Say how many lines in the following entries include "Server", and add nothing else.

DATASET EXCERPTS:
┄┄┄┄┄┄

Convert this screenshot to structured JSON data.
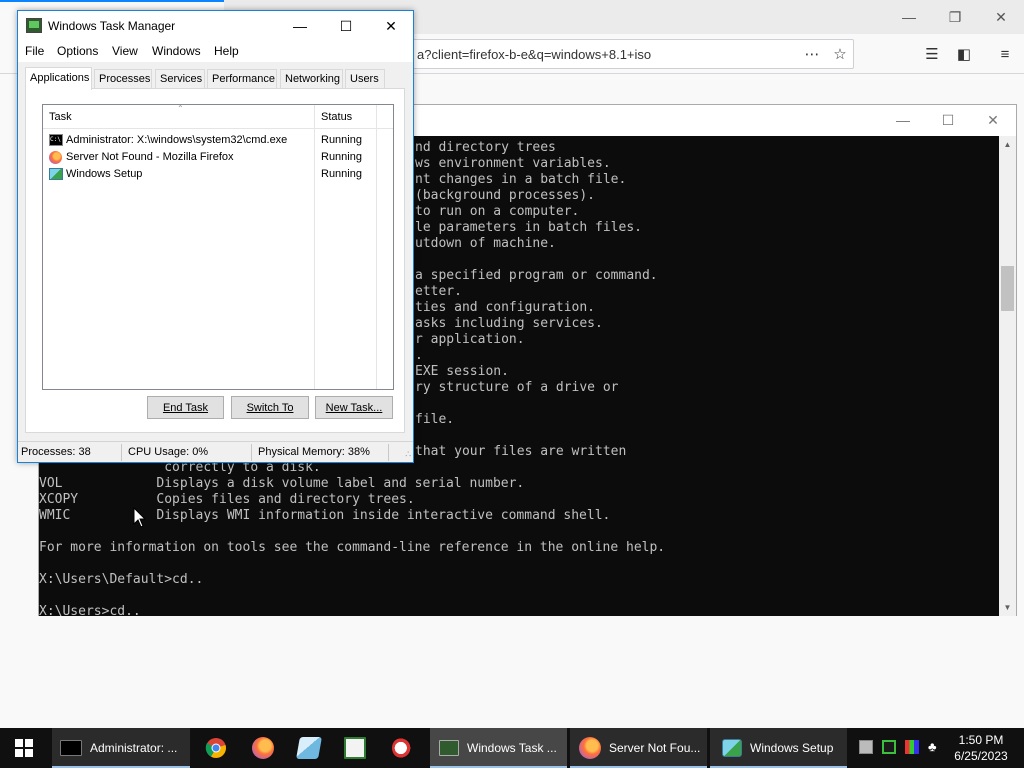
{
  "firefox": {
    "url_text": "a?client=firefox-b-e&q=windows+8.1+iso",
    "icons": [
      "more-icon",
      "bookmark-star-icon",
      "library-icon",
      "sidebar-icon",
      "menu-icon"
    ]
  },
  "cmd": {
    "lines": [
      {
        "text": "nd directory trees",
        "col": 47
      },
      {
        "text": "ws environment variables.",
        "col": 47
      },
      {
        "text": "nt changes in a batch file.",
        "col": 47
      },
      {
        "text": "(background processes).",
        "col": 47
      },
      {
        "text": "to run on a computer.",
        "col": 47
      },
      {
        "text": "le parameters in batch files.",
        "col": 47
      },
      {
        "text": "utdown of machine.",
        "col": 47
      },
      {
        "text": "",
        "col": 47
      },
      {
        "text": "a specified program or command.",
        "col": 47
      },
      {
        "text": "etter.",
        "col": 47
      },
      {
        "text": "ties and configuration.",
        "col": 47
      },
      {
        "text": "asks including services.",
        "col": 47
      },
      {
        "text": "r application.",
        "col": 47
      },
      {
        "text": ".",
        "col": 47
      },
      {
        "text": "EXE session.",
        "col": 47
      },
      {
        "text": "ry structure of a drive or",
        "col": 47
      },
      {
        "text": "",
        "col": 47
      },
      {
        "text": "file.",
        "col": 47
      },
      {
        "text": "",
        "col": 47
      },
      {
        "text": "that your files are written",
        "col": 47
      },
      {
        "text": "                correctly to a disk.",
        "col": 0
      },
      {
        "text": "VOL            Displays a disk volume label and serial number.",
        "col": 0
      },
      {
        "text": "XCOPY          Copies files and directory trees.",
        "col": 0
      },
      {
        "text": "WMIC           Displays WMI information inside interactive command shell.",
        "col": 0
      },
      {
        "text": "",
        "col": 0
      },
      {
        "text": "For more information on tools see the command-line reference in the online help.",
        "col": 0
      },
      {
        "text": "",
        "col": 0
      },
      {
        "text": "X:\\Users\\Default>cd..",
        "col": 0
      },
      {
        "text": "",
        "col": 0
      },
      {
        "text": "X:\\Users>cd..",
        "col": 0
      }
    ]
  },
  "taskmgr": {
    "title": "Windows Task Manager",
    "menu": [
      "File",
      "Options",
      "View",
      "Windows",
      "Help"
    ],
    "tabs": [
      "Applications",
      "Processes",
      "Services",
      "Performance",
      "Networking",
      "Users"
    ],
    "active_tab": "Applications",
    "columns": {
      "task": "Task",
      "status": "Status"
    },
    "rows": [
      {
        "task": "Administrator: X:\\windows\\system32\\cmd.exe",
        "status": "Running",
        "icon": "cmd-icon"
      },
      {
        "task": "Server Not Found - Mozilla Firefox",
        "status": "Running",
        "icon": "firefox-icon"
      },
      {
        "task": "Windows Setup",
        "status": "Running",
        "icon": "setup-icon"
      }
    ],
    "buttons": {
      "end_task": "End Task",
      "switch_to": "Switch To",
      "new_task": "New Task..."
    },
    "status": {
      "processes": "Processes: 38",
      "cpu": "CPU Usage: 0%",
      "memory": "Physical Memory: 38%"
    }
  },
  "taskbar": {
    "buttons": [
      {
        "label": "Administrator: ...",
        "icon": "cmd-icon"
      },
      {
        "label": "Windows Task ...",
        "icon": "task-manager-icon"
      },
      {
        "label": "Server Not Fou...",
        "icon": "firefox-icon"
      },
      {
        "label": "Windows Setup",
        "icon": "setup-icon"
      }
    ],
    "pinned": [
      "chrome-icon",
      "firefox-icon",
      "notepad-icon",
      "spreadsheet-icon",
      "paint-icon"
    ],
    "tray": [
      "network-error-icon",
      "green-app-icon",
      "color-app-icon",
      "volume-muted-icon"
    ],
    "clock": {
      "time": "1:50 PM",
      "date": "6/25/2023"
    }
  },
  "colors": {
    "taskbar": "#101010",
    "taskmgr_border": "#1883d7",
    "console_bg": "#0c0c0c",
    "console_text": "#c0c0c0"
  }
}
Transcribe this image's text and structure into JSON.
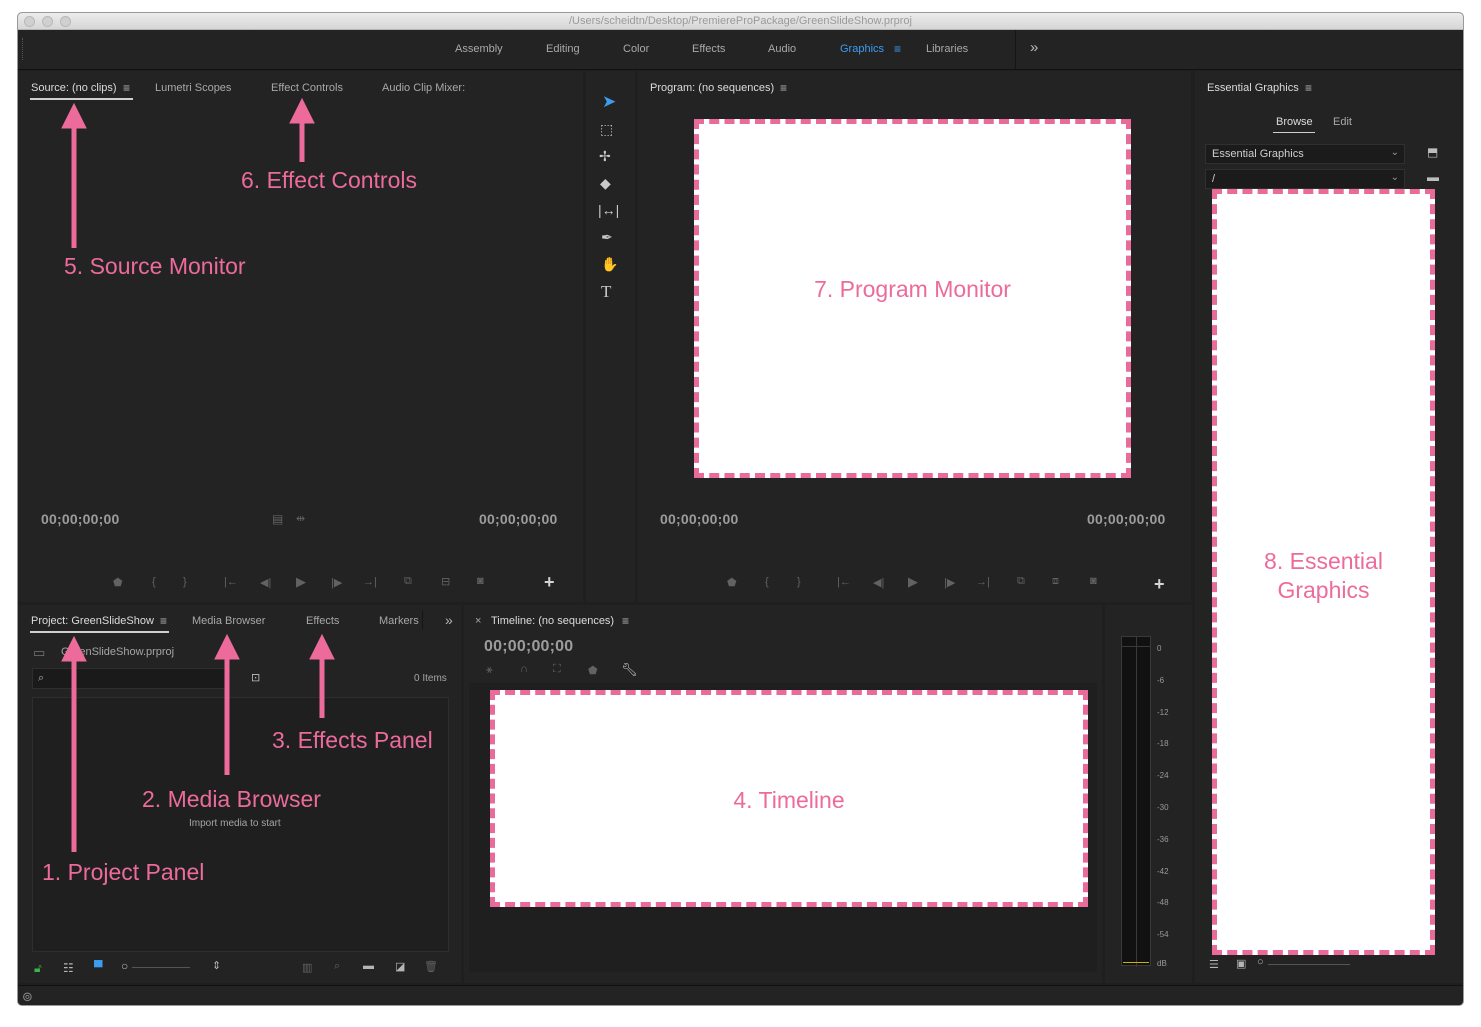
{
  "window": {
    "path": "/Users/scheidtn/Desktop/PremiereProPackage/GreenSlideShow.prproj"
  },
  "workspaces": {
    "tabs": [
      "Assembly",
      "Editing",
      "Color",
      "Effects",
      "Audio",
      "Graphics",
      "Libraries"
    ],
    "active": "Graphics",
    "menu_icon": "≡",
    "more_icon": "»"
  },
  "source_panel": {
    "tabs": [
      "Source: (no clips)",
      "Lumetri Scopes",
      "Effect Controls",
      "Audio Clip Mixer:"
    ],
    "menu_icon": "≡",
    "timecode_in": "00;00;00;00",
    "timecode_out": "00;00;00;00"
  },
  "program_panel": {
    "title": "Program: (no sequences)",
    "menu_icon": "≡",
    "timecode_in": "00;00;00;00",
    "timecode_out": "00;00;00;00"
  },
  "project_panel": {
    "tabs": [
      "Project: GreenSlideShow",
      "Media Browser",
      "Effects",
      "Markers"
    ],
    "menu_icon": "≡",
    "more_icon": "»",
    "filename": "GreenSlideShow.prproj",
    "items_count": "0 Items",
    "empty_hint": "Import media to start"
  },
  "timeline_panel": {
    "close_icon": "×",
    "title": "Timeline: (no sequences)",
    "menu_icon": "≡",
    "timecode": "00;00;00;00"
  },
  "audio_meter": {
    "labels": [
      "0",
      "-6",
      "-12",
      "-18",
      "-24",
      "-30",
      "-36",
      "-42",
      "-48",
      "-54",
      "dB"
    ]
  },
  "essential_graphics": {
    "title": "Essential Graphics",
    "menu_icon": "≡",
    "tabs": [
      "Browse",
      "Edit"
    ],
    "active_tab": "Browse",
    "dropdown_value": "Essential Graphics",
    "path_value": "/"
  },
  "annotations": {
    "source_monitor": "5. Source Monitor",
    "effect_controls": "6. Effect Controls",
    "program_monitor": "7. Program Monitor",
    "essential_graphics_line1": "8. Essential",
    "essential_graphics_line2": "Graphics",
    "project_panel": "1. Project Panel",
    "media_browser": "2. Media Browser",
    "effects_panel": "3. Effects Panel",
    "timeline": "4. Timeline",
    "accent_color": "#ec6b9b"
  }
}
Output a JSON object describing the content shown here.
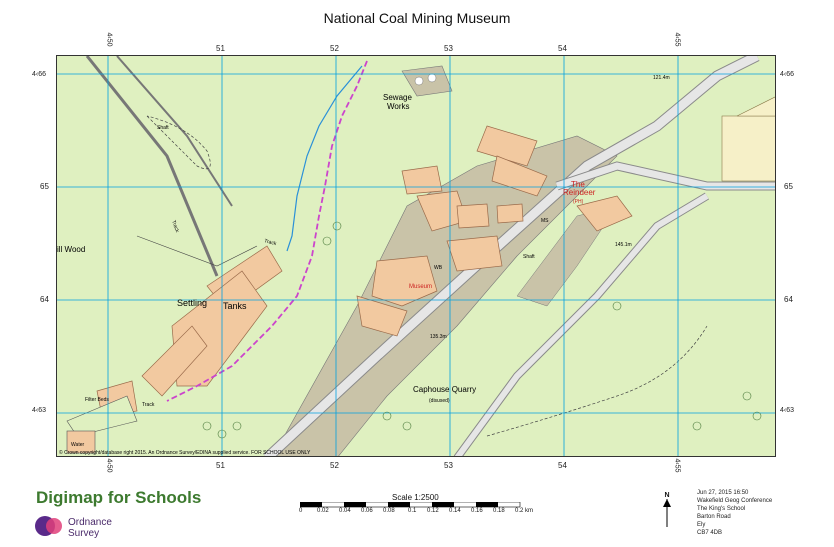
{
  "title": "National Coal Mining Museum",
  "grid": {
    "top_numbers": [
      "51",
      "52",
      "53",
      "54"
    ],
    "top_full_left": "4‹50",
    "top_full_right": "4‹55",
    "left_numbers": [
      "65",
      "64"
    ],
    "left_full_top": "4‹66",
    "left_full_bottom": "4‹63",
    "right_numbers": [
      "65",
      "64"
    ],
    "right_full_top": "4‹66",
    "right_full_bottom": "4‹63"
  },
  "map_labels": {
    "sewage_works_1": "Sewage",
    "sewage_works_2": "Works",
    "settling": "Settling",
    "tanks": "Tanks",
    "ill_wood": "ill Wood",
    "museum": "Museum",
    "the_reindeer": "The",
    "reindeer": "Reindeer",
    "ph": "(PH)",
    "caphouse_quarry": "Caphouse Quarry",
    "disused": "(disused)",
    "shaft_1": "Shaft",
    "shaft_2": "Shaft",
    "ms": "MS",
    "wb": "WB",
    "track_1": "Track",
    "track_2": "Track",
    "track_3": "Track",
    "filter_beds": "Filter Beds",
    "water": "Water",
    "spot_1": "121.4m",
    "spot_2": "145.1m",
    "spot_3": "135.3m",
    "copyright": "© Crown copyright/database right 2015. An Ordnance Survey/EDINA supplied service. FOR SCHOOL USE ONLY"
  },
  "footer": {
    "brand": "Digimap for Schools",
    "os_line1": "Ordnance",
    "os_line2": "Survey",
    "scale_title": "Scale 1:2500",
    "scale_ticks": [
      "0",
      "0.02",
      "0.04",
      "0.06",
      "0.08",
      "0.1",
      "0.12",
      "0.14",
      "0.16",
      "0.18",
      "0.2 km"
    ],
    "north": "N",
    "date": "Jun 27, 2015 16:50",
    "line2": "Wakefield Geog Conference",
    "line3": "The King's School",
    "line4": "Barton Road",
    "line5": "Ely",
    "line6": "CB7 4DB"
  },
  "colors": {
    "grass": "#dff0c0",
    "grass_dark": "#cfe7a8",
    "building": "#f2c9a0",
    "building_outline": "#9a6a4a",
    "grid": "#00a0e0",
    "path": "#cc44cc",
    "road": "#bdbdbd",
    "industrial": "#c9c3a8",
    "brand_green": "#3d7a2f",
    "os_purple": "#5a2a8a"
  }
}
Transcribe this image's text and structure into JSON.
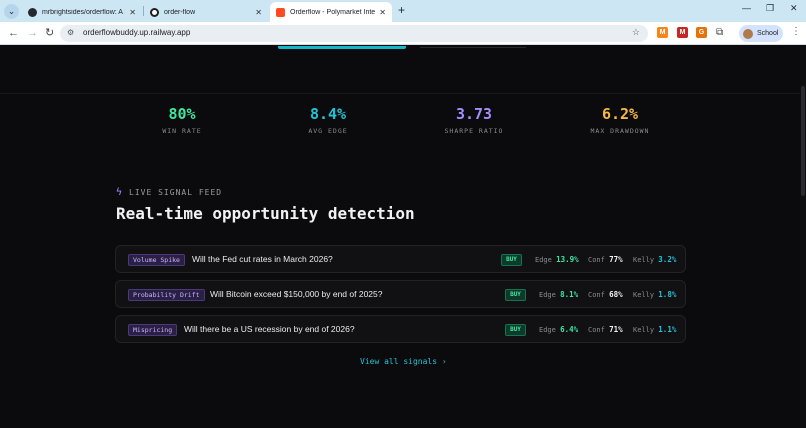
{
  "tabs": [
    {
      "title": "mrbrightsides/orderflow: A live",
      "favicon_color": "#24292f",
      "active": false
    },
    {
      "title": "order-flow",
      "favicon_color": "#1f1f1f",
      "active": false
    },
    {
      "title": "Orderflow - Polymarket Intellig",
      "favicon_color": "#ff4b1f",
      "active": true
    }
  ],
  "toolbar": {
    "url": "orderflowbuddy.up.railway.app",
    "profile_label": "School",
    "extensions": [
      {
        "name": "metamask-icon",
        "color": "#f6851b",
        "glyph": "M"
      },
      {
        "name": "extension-red-icon",
        "color": "#c62828",
        "glyph": "M"
      },
      {
        "name": "extension-orange-icon",
        "color": "#e8710a",
        "glyph": "G"
      }
    ]
  },
  "stats": [
    {
      "value": "80%",
      "label": "WIN RATE",
      "color": "#3ee6a0"
    },
    {
      "value": "8.4%",
      "label": "AVG EDGE",
      "color": "#21c3d6"
    },
    {
      "value": "3.73",
      "label": "SHARPE RATIO",
      "color": "#a58cff"
    },
    {
      "value": "6.2%",
      "label": "MAX DRAWDOWN",
      "color": "#f5b942"
    }
  ],
  "feed": {
    "label": "LIVE SIGNAL FEED",
    "headline": "Real-time opportunity detection",
    "view_all": "View all signals ›",
    "signals": [
      {
        "tag": "Volume Spike",
        "question": "Will the Fed cut rates in March 2026?",
        "action": "BUY",
        "edge_label": "Edge",
        "edge": "13.9%",
        "conf_label": "Conf",
        "conf": "77%",
        "kelly_label": "Kelly",
        "kelly": "3.2%"
      },
      {
        "tag": "Probability Drift",
        "question": "Will Bitcoin exceed $150,000 by end of 2025?",
        "action": "BUY",
        "edge_label": "Edge",
        "edge": "8.1%",
        "conf_label": "Conf",
        "conf": "68%",
        "kelly_label": "Kelly",
        "kelly": "1.8%"
      },
      {
        "tag": "Mispricing",
        "question": "Will there be a US recession by end of 2026?",
        "action": "BUY",
        "edge_label": "Edge",
        "edge": "6.4%",
        "conf_label": "Conf",
        "conf": "71%",
        "kelly_label": "Kelly",
        "kelly": "1.1%"
      }
    ]
  },
  "colors": {
    "edge": "#3ee6a0",
    "conf": "#f2f2f4",
    "kelly": "#21c3d6"
  }
}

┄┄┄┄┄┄

ANSWER TO THE PROBLEM:
2